Poisoning: clinical approach‘so what do I do next’ • Is this serious? • What additional tests do I need? • What’s the clinical management?
Poisoning: clinical approach‘so what do I do next’ • TOXBASE • www.spib.axl.co.uk/
National Poisons Information Service (NPIS) • Managed network of centres: Belfast, Birmingham, Cardiff, Edinburgh, London, Newcastle • TOXBASE as first tier database • Single phone number 0870 600 6266
Clinical management of the poisoned patient • Observation/supportive • Techniques to prevent drug absorption • Techniques to eliminate the drug(s) • Antidotes
Gut decontamination • Syrup of ipecac • Gastric lavage • Activated charcoal
Elimination techniques • Repeat dose activated charcoal • Urinary alkalinisation/acidification • Dialysis
Antidotes • N-acetyl cysteine (Paracetamol) • Naloxone (Opiates) • Flumazenil (Benzodiazepines) • Desferrioxamine (Iron) • Digibind (Digoxin) • Pralidoxime (Organophosphates)
Paracetamol:standard management • ‘Toxic’ paracetamol concentration • N acetyl cysteine (NAC, Parvolex 300mg/Kg over 20 hours • Check INR/creatinine before discharge
Paracetamol • ‘High-risk’ patients: Alcoholics Co-prescription enzyme-inducing drugs Starvation/anorexia
Paracetamol: late presentation Prolonged NAC infusion Standard: 300 mg/kg over 20 hours Prolonged: standard course + (150 mg/kg over 16 hours)n Monitor urine output Monitor INR Monitor blood glucose
Paracetamol: prognosis • Usual biochemical LFTs are not related to outcome • Poor prognosis (80 - 90% mortality) if: • pH < 7.3 or • creatinine > 300 mol/L + PT > 100 secs + grade 3/4 encephalopathy
Ethanol • Very common • Clinical effects of any given blood ethanol concentration vary with prior experience of ethanol use/abuse
Alcohol dehydrogenase metabolism Alcohol dehydrogenase Aldehyde dehydrogenase Ethanol Acetaldehyde Acetate
Ethanol intoxication • Central nervous system Excitation Obtunded • Metabolic Hypoglycaemia Metabolic acidosis Fluid/electrolyte disturbances
Ethanol intoxication:clinical management • Maintain airway patency • Avoid inhalation of vomitus • Intravenous fluids • Monitor blood glucose and pH
Tricyclic anti-depressants • Coma/convulsions/cardiac dysrrhythmias • Serious overdoses: coma, ECG abnormalities (QRS prolongation), serum total tricyclic anti-depressant levels > 1000 g/L
Opiates • Respiratory depression Hypoxia/anoxic brain damage SaO2, PaO2 Naloxone (infusion) • Rhabdomyolysis Compartment syndrome/myoglobinuria CPK
Benzodiazepines • Coma Often prolonged (especially elderly) Respiratory depression unusual unless mixed overdose with other CNS depressants

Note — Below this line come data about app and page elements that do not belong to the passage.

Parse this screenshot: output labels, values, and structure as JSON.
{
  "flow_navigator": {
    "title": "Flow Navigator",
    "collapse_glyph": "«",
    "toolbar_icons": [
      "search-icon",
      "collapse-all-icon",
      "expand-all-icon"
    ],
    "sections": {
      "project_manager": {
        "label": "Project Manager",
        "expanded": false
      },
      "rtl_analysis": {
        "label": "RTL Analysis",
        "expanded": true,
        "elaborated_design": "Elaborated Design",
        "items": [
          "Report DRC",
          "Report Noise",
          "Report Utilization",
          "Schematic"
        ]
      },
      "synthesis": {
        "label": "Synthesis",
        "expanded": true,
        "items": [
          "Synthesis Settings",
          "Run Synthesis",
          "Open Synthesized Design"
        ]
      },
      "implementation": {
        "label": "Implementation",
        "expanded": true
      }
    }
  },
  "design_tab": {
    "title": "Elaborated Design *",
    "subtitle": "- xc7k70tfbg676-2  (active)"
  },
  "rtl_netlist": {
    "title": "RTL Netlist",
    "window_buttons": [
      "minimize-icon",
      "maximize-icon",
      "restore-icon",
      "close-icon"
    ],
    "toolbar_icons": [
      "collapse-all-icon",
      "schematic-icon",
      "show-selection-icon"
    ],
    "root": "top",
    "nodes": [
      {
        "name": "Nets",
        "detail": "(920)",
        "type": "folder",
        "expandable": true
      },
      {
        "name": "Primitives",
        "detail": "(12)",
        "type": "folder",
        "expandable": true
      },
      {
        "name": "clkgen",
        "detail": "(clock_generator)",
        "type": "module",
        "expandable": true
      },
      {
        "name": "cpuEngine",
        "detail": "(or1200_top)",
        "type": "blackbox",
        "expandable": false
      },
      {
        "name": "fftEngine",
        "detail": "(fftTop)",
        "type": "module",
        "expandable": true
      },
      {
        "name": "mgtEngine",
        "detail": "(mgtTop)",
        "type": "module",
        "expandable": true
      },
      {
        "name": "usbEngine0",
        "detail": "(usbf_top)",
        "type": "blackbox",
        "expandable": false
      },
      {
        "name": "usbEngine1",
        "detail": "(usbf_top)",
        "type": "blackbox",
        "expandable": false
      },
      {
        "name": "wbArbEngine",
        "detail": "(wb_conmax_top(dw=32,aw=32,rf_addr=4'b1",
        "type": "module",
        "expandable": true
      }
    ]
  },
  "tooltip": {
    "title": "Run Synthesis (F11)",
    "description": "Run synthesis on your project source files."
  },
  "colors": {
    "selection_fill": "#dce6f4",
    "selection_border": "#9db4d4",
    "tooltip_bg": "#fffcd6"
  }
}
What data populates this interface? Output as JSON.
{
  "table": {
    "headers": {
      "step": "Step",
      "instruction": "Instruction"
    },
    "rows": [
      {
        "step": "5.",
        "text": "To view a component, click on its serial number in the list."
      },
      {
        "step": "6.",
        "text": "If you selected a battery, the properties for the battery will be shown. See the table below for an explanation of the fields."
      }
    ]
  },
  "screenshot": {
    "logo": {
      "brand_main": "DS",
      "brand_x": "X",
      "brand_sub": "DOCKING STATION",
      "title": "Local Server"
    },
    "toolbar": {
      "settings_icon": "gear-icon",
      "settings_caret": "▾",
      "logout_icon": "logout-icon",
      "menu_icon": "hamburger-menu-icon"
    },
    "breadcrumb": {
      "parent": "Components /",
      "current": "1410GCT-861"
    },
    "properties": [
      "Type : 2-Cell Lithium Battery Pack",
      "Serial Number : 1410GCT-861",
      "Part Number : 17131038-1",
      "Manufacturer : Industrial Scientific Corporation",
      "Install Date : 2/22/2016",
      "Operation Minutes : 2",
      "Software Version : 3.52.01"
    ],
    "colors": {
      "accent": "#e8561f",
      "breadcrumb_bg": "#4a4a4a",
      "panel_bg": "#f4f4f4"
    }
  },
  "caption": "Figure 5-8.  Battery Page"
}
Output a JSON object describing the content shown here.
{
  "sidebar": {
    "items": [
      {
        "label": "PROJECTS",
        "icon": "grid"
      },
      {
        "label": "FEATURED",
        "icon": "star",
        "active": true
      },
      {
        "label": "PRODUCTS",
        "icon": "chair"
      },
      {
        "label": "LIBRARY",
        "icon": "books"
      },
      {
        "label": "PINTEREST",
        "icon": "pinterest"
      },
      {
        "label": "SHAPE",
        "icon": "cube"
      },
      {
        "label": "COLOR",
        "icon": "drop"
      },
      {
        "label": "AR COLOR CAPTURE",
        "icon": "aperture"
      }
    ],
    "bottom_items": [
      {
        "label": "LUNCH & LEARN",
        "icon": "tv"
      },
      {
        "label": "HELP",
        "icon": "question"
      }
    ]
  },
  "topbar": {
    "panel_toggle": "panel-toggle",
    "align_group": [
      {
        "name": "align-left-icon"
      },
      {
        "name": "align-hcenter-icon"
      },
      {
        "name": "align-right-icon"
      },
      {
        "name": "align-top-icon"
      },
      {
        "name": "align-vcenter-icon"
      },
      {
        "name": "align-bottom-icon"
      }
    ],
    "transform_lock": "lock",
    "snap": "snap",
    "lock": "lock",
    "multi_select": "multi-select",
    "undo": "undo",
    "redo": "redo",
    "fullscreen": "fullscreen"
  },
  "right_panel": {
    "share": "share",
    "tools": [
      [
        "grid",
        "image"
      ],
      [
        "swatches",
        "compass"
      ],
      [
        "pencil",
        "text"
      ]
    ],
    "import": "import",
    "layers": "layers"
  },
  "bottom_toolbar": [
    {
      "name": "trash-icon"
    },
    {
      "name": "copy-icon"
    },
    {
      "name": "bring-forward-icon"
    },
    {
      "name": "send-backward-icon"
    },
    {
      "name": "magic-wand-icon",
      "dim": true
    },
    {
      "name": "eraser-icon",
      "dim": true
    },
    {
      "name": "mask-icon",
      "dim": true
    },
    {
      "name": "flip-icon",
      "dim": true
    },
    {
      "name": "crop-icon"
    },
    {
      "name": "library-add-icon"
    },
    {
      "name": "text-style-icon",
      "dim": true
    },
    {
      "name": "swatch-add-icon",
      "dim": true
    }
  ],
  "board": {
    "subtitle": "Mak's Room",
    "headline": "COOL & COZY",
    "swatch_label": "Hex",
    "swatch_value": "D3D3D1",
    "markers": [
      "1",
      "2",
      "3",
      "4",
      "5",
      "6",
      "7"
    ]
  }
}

Amphetamines/Ecstasy(MDMA) • Agitation/delirium/coma • Hypertension/tachycardia/mydriasis • Hyperpyrexia • AST/CPK elevated • Rarely: DIC, hyponatraemia, multi-organ failure